Factors affecting the intensity of UV radiation from the sun

  • Position of the sun – the higher in the sky the higher the UV level - Midday is usually when max levels occur.
  • The time of year – summer is when UV levels peak in Northern Ireland.
  • Latitude – the closer to the equator the higher the UV levels.
  • Cloud cover – heavy clouds significantly reduce UV, but thin cloud offers little or no protection.
  • Altitude – at higher altitudes the thinner atmosphere filters less UV radiation.
  • Ozone level – certain pollutants are gradually eroding the earth’s protective shield, known as the ozone layer therefore higher levels of UV radiation are now reaching the earth. Ozone levels vary throughout the year.

Remember UV Levels are not Related to Temperature

Cool bright days even with light cloud can have damaging levels of UV radiation.

Solar UV Index

The solar index tells us how much UV radiation is reaching us from the sun on any one day. During the summer months the UK weather forecasters use it to indicate how quickly we can burn  when we are outside and how careful we need to be to prevent burning. The index is represented by coloured triangles with a number in the centre. The colours range from blue through to red depending on how high a risk is posed on that day.

 

Solar Index

  Solar Index

Skin Type

1/2

3/4

5

6

7

8

9

10

11-12

white & burns

low

med

high

v.high

v.high

v.high

v.high

v.high

v.high

white & tans

low

low

med

med

high

high

high

high

v.high

brown

low

low

low

med

med

med

med

high

v.high

black

low

low

low

low

med

med

med

med

v.high


The Solar index was developed by the World Health Organisation and has a scale of 0 – 20, but in the UK and Europe it rarely rises above 10. It is a much more accurate way of determining your risk of burning than knowing the time of day or the time of year. The Solar index forecasts include the effects of:

  • The position of the sun in the sky.
  • Cloud cover.
  • The amount of ozone in the stratosphere.

The measurements are taken by the National Radiological Protection Board at six different sites in the UK and are updated each hour.

So What do the Numbers Mean?

The risk of damage to your skin can be assessed based on your skin type from the information below:


 

1- 2 Low Risk.

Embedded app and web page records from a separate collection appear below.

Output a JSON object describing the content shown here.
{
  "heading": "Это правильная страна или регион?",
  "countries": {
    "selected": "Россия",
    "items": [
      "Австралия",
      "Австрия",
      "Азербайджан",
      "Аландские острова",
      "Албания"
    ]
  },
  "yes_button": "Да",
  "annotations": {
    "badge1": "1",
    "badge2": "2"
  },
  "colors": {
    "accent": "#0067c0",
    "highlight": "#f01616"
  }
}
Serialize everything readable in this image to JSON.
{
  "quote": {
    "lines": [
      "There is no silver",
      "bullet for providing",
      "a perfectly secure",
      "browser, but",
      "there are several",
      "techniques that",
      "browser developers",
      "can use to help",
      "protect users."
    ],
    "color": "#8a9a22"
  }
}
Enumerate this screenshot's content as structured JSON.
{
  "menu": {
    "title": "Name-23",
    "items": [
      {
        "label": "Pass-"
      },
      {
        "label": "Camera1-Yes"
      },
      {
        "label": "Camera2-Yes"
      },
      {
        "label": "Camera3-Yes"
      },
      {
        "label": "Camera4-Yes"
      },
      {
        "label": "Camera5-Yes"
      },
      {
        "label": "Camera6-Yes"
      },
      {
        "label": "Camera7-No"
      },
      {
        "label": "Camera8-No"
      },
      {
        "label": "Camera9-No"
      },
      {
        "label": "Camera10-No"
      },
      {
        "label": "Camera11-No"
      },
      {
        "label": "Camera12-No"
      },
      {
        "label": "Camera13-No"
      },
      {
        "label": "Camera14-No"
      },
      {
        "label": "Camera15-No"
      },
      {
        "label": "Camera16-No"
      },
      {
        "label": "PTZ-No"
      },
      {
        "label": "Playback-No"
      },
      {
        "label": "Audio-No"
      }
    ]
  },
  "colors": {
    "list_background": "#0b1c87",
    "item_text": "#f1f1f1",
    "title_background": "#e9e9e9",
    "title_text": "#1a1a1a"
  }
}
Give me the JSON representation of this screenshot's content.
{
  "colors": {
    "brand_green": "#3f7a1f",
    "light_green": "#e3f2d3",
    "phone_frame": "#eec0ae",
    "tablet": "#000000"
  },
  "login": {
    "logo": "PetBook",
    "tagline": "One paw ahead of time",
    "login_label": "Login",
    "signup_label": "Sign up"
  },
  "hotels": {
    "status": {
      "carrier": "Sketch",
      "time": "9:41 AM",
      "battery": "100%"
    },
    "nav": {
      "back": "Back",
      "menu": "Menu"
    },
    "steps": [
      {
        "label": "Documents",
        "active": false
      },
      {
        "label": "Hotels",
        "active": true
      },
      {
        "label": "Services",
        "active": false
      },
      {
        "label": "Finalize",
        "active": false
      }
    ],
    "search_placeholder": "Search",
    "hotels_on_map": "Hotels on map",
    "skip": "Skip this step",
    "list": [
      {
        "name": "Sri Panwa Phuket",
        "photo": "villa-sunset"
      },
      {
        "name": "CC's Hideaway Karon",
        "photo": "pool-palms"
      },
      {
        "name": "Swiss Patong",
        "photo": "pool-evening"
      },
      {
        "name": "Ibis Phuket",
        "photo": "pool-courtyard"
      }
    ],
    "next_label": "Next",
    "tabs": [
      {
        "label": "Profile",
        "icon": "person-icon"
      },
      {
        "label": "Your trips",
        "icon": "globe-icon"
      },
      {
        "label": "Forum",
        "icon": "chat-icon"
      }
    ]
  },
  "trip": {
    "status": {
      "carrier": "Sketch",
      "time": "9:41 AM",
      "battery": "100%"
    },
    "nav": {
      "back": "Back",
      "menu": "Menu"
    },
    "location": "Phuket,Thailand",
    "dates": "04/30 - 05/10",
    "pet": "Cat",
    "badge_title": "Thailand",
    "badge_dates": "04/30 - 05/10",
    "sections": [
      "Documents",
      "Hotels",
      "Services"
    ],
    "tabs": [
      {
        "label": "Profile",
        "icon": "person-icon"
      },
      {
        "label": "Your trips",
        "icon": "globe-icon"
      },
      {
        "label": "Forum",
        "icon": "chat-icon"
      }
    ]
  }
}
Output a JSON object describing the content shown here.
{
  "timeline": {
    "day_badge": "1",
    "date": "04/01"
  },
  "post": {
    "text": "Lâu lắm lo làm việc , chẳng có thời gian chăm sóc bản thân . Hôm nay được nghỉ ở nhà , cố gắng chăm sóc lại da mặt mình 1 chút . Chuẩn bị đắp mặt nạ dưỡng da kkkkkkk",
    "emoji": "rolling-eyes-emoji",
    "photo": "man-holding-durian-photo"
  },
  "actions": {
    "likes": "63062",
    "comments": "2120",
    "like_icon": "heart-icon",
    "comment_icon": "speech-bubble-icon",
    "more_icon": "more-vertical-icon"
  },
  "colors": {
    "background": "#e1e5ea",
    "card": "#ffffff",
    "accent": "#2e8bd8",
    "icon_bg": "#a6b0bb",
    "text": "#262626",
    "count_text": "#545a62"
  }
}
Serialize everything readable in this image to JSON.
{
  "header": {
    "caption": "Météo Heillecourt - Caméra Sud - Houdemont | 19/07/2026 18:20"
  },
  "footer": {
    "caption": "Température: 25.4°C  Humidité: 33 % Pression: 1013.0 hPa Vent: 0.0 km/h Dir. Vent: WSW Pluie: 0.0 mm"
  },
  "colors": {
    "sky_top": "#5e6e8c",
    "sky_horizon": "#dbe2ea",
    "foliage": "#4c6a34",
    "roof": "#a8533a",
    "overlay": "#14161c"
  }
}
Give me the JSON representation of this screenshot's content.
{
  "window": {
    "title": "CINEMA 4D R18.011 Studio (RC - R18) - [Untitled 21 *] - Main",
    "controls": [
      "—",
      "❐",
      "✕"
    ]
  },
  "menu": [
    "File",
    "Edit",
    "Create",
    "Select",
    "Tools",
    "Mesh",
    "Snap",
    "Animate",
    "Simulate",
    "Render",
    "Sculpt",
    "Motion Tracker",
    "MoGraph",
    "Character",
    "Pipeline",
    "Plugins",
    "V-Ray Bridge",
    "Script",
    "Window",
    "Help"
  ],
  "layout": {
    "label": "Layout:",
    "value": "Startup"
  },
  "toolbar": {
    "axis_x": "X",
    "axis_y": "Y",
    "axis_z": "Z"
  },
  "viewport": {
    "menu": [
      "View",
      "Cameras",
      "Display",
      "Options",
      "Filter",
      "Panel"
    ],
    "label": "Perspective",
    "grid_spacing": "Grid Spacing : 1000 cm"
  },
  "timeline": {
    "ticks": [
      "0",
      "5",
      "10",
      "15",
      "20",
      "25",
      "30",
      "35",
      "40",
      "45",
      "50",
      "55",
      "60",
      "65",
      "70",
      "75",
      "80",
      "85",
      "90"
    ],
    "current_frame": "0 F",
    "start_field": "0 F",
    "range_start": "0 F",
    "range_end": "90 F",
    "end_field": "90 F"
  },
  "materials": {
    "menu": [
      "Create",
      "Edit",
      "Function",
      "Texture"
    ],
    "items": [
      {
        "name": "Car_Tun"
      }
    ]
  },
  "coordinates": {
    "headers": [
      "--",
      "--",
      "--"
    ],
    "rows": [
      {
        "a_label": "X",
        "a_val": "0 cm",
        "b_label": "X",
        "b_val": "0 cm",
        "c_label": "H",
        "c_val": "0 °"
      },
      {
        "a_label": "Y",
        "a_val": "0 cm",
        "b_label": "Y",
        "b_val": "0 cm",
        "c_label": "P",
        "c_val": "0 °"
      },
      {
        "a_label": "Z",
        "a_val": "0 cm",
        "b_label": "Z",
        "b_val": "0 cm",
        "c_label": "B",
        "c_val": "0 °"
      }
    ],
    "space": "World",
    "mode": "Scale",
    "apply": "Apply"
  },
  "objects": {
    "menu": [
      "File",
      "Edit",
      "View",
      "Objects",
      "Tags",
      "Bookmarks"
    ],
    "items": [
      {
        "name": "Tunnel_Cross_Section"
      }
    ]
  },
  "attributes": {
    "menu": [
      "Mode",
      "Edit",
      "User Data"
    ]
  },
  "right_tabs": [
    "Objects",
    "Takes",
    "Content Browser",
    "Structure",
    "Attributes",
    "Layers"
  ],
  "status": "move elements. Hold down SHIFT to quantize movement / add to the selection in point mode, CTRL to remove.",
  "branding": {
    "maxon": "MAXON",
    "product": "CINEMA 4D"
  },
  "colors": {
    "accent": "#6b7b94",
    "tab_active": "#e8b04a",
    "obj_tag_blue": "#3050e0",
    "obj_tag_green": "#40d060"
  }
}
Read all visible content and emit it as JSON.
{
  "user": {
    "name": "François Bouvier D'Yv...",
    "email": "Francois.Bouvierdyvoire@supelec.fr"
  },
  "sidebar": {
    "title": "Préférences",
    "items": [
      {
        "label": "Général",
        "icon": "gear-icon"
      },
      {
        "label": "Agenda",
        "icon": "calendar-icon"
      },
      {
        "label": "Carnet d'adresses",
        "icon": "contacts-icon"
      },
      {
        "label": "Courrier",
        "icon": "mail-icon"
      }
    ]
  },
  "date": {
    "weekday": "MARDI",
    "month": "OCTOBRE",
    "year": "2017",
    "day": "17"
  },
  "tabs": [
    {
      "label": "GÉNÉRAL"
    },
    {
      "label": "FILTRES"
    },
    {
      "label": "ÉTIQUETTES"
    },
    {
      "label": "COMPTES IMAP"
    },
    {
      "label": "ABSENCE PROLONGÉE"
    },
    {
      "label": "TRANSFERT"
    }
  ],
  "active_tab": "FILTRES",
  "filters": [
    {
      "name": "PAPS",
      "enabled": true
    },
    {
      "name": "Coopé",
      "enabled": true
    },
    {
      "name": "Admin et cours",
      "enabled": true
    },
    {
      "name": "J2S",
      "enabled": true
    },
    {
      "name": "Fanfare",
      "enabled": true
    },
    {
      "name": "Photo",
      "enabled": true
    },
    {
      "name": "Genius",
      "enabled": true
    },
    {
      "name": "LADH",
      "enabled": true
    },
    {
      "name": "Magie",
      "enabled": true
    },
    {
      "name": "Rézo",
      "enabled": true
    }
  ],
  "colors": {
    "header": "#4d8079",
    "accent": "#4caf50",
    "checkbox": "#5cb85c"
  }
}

The sun is unlikely to burn you whatever your skin type.

 


 

3- 4 Low – Medium Risk. If you have fair or sensitive skin you are at medium risk and should use adequate sun protection. Children fall into this category.

 


5- 6 High Risk. Everyone needs to use sun protection if they are outside, the recommended SPF being 15+.

  • People with black skin however are at low risk.

7+ High to Very High Risk. Everyone should cover up as well as using sunscreen regardless of his or her skin colour.


10 Very High Risk.

  • People with white skin are at a very high risk.
  • People with brown skin are at medium to high risk.
  • People with black skin are at medium risk.